Looking to the future, the overriding consensus among Russian lawyers is that the sanctions—and the broader market conditions—are here to stay. In a straw poll of partners at 12 law firms in Russia, the soonest anyone thought the sanctions would be lifted is in two years’ time. The longest was 10 years. “There was some optimism when Trump was elected that he might lift the sanctions, but we realize it’s not going to happen,” says Skadden’s Kiyashko. “There is even talk of more sanctions, which would make everyone’s life more difficult.”
International firms insist they are here to stay, too: All of the partners interviewed for this story say their firms are in it for the long haul. (Whether firm management privately shares the same commitment is another matter entirely.) And there’s now at least a degree of stability in the market. Lawyers and clients have lived with sanctions for nearly three years, growing more comfortable with the regime.
And there are some signs of improvement, if you look hard enough. Foreign direct investment in Russia hit $7 billion in the first quarter of 2017, according to government data. That’s less than a tenth of the level seen during the height of the boom in 2008, but is already more than all of last year. Ernst & Young data, meanwhile, shows the number of transactions in Russia involving foreign capital increased 61 percent in 2016.
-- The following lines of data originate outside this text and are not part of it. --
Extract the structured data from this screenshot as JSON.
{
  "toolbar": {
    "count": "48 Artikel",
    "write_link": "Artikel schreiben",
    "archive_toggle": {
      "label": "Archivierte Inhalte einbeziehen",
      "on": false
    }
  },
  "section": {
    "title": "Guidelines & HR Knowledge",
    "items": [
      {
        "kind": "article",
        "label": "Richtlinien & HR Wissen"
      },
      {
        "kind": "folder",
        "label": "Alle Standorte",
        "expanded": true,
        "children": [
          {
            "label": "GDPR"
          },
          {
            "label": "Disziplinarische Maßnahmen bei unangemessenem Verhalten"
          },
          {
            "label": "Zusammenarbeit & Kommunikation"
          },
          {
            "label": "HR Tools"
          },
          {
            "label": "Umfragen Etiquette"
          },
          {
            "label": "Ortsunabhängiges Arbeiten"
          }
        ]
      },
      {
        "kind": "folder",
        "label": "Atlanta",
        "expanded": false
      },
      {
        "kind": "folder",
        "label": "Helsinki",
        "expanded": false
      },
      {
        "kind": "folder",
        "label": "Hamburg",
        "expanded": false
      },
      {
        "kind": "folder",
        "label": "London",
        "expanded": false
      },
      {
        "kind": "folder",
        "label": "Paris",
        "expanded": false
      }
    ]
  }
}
Experienced Russia hands have been through all this before. “Law firms in Russia have always had to take a longer-term view,” says Alexander Chmelev, a tax partner in Baker McKenzie’s Moscow office. “We’ve been here since 1989, so we’ve gone through the collapse of the Soviet Union, the armed confrontation and dismissal of the Russian legislature in October 1993, the Chechen wars, the 1998 [sovereign] default, the bombing of Yugoslavia [by NATO, which destroyed Russia's relations with the West], the Georgian war, the global financial crisis and the Ukraine sanctions. The past has taught us that you shouldn’t overreact to political events—business will always adapt in the end.”